I am glad to be coming towards the end of my career. I have spent most of it trying to help people who did not thank me, as a rule, and who were treated with varying degrees of contempt by most of the rest of the population. I also made a reasonable living for a while.

You will have guessed that I spent a lot of my time as a magistrates’ court advocate.

I remain engaged in this work, part-time and in a variety of courts. What has struck me is the low morale of practitioners, in all branches, and the chaos caused by the decisions of politicians and the frightened administrators trying to put their policies into effect.

I bank with the Co-op, which gives you a clue as to my political leanings. I call the people I represent ‘clients’, which gives you another clue. I wince when I read about ‘customers’ and ‘sales targets’.

I am not, however, a Luddite. There may be a parallel with the lighting industry here. I am all in favour of the electric light bulb, but I never read of intimate electric light bulb dinners. In some ways, I am the equivalent of the candlemaker.

For many people, the new order – alternative business structures, virtual firms and conveyancing factories – may provide what they want. Whether they will want it for long is another question. Good-quality baked beans in tins will sell well, and if the new order is getting a good product into a good container, good luck to it.

However, there remain some who think that the original concept of a solicitor (and a barrister, for that matter) still has a place in our society. I would qualify ‘society’ with the adjective ‘civilised’, because it has no place in an uncivilised society. The client, a person who wants sound advice (and action) from an experienced adviser whose judgement they trust, still exists.

A civilised society has a fair, well-run, legal system – fair in its decision-making and in its access. It involves expenditure on unpopular causes and unpopular people. That is what makes it civilised.

Whether we are in for a prolonged period of barbarism, or some enlightened saviour is on their way to rescue us, I do not know. The signs are not good. The only thing wrong with democracy, they say, is the existence of politicians. In our island the second-hand car salesman is king (I know some excellent second-hand car salesmen, by the way, but I do not want them running the country).
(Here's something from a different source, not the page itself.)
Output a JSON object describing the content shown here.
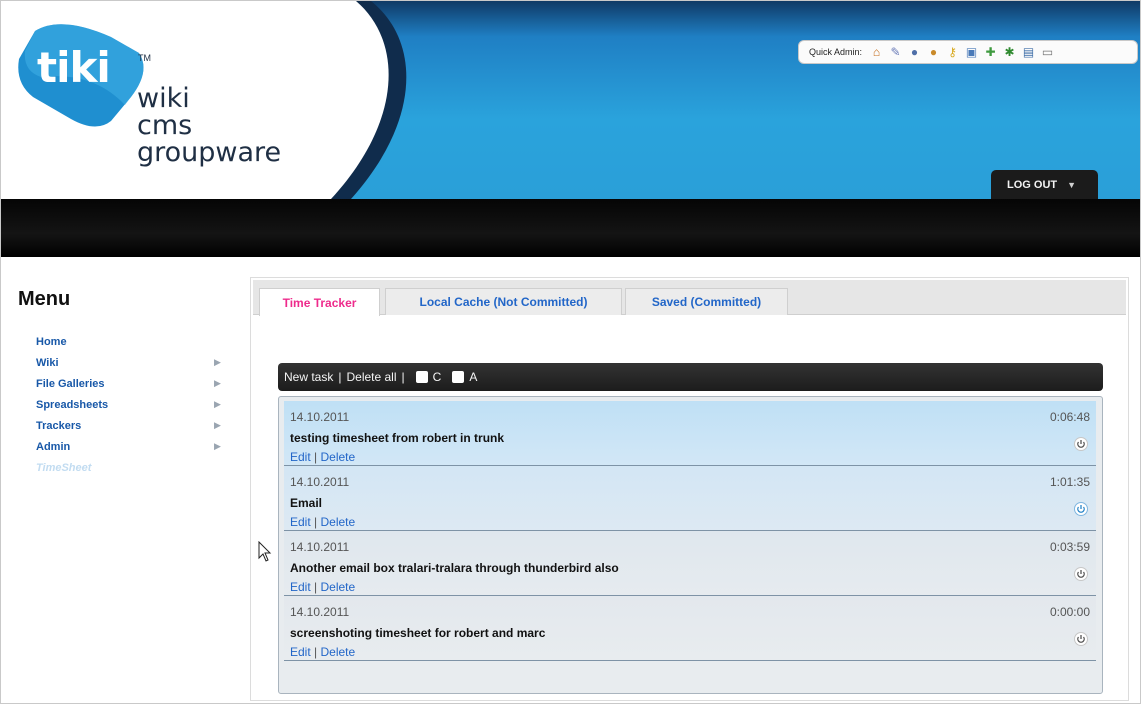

In the meantime I will carry on as long as I can, trying to help those who value my assistance – or would if they could. I have hopes for the survival of the candlemakers among us, and wish the electric light bulb-makers well.

Michael Freeman, Shropshire